On completion of the phonics program, children progress to Oxford Reading Tree home reading books, offering a wide selection of fiction and non-fiction titles. Some children, at certain levels, are also encouraged to choose a ‘wider reader’ book; this selection of books allows children to develop their vocabulary and the breadth and depth of their reading, making sure they become independent, fluent and enthusiastic readers.
Oxford Reading Tree Levels
Children will also take home a self-chosen library book to read either independently or with an adult. Our libraries are frequently updated and children may request books they wish to read.
Children in Years 1 to Year 6 take home a paper reading record (journal) where parents can record evidence of reading at home. This is reviewed by the class teacher during Reading Activity lessons once a week, and books are changed. In Years 3 to 6, children complete a 'reading activity' each week in their journal based on a book they are reading. For example, this may be a study of a character, the author or a visualisation of a setting. Children are expected to complete these at home, once they have made a start in school.
Supporting your child at home - how can you encourage them to read?
Booktrust.org.uk has some brilliant tips and advice to motivate your child to read at home:
- Read yourself! It doesn’t matter what it is – pick up a newspaper or magazine, take a look at a cookery book, read a computer manual, enjoy some poetry or dive into a romance or detective novel. And get your children to join in – if you’re cooking, could they read the recipe? If you’re watching TV, can they read out the listings?
- Give books as presents. And encourage your children and their friends to swap books with each other – it’ll give them a chance to read new stories, and get them all talking about what they’re reading.
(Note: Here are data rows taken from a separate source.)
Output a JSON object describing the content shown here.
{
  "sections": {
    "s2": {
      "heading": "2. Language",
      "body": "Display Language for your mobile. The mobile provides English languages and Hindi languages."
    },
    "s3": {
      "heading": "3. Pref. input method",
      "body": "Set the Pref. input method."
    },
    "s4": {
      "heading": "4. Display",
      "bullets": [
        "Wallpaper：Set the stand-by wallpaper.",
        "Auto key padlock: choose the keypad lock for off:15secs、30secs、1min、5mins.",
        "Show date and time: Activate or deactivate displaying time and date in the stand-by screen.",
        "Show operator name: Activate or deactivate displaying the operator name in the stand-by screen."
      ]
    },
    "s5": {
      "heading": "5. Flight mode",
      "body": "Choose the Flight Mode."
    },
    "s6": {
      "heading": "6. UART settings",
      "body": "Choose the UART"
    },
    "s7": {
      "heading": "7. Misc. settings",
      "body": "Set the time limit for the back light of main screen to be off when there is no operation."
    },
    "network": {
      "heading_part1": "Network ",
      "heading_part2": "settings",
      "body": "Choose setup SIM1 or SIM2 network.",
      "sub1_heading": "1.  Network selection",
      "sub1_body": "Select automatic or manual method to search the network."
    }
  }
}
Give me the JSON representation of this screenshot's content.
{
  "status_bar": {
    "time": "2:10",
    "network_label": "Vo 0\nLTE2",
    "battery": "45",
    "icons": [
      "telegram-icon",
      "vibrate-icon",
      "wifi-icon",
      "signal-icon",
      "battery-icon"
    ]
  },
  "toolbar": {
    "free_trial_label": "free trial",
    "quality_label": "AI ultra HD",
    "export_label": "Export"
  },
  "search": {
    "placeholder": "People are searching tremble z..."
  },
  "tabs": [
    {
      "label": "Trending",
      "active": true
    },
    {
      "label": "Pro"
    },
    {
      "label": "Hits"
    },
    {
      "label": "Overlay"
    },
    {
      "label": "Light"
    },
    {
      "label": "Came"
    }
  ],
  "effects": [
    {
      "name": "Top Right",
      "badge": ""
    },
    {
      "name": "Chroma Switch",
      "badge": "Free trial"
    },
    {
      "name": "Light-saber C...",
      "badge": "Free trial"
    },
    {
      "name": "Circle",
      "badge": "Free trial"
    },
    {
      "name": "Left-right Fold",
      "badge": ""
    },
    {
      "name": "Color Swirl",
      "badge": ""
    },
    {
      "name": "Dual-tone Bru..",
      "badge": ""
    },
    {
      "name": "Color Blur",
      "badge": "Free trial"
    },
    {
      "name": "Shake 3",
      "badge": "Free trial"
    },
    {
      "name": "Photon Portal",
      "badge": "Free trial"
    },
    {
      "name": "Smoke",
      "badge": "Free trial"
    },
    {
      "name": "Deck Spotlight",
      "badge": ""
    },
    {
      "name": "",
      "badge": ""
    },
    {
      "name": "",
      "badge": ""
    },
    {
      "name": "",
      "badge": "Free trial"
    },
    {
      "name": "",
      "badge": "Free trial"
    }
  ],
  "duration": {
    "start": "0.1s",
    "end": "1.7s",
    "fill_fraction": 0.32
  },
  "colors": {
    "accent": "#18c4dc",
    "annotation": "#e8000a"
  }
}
- Visit the local library together. It’s always fun choosing new books to read, and keep an eye out for special author events at the library or local bookshops – children love meeting their favourite authors. Jacqueline Wilson and Anthony Horowitz always have signing queues that are miles long!
- Encourage children to carry a book at all times. That way, they’ll never be bored (this is something you can do, too!)
- Have a family bookshelf. If you can, have bookshelves in your children’s bedrooms, too.
- Keep reading together. Just because your children are older, it doesn’t mean you have to stop sharing stories – perhaps you could try the Harry Potter series or A Series of Unfortunate Events.
- Don’t panic if your child reads the same book over and over again.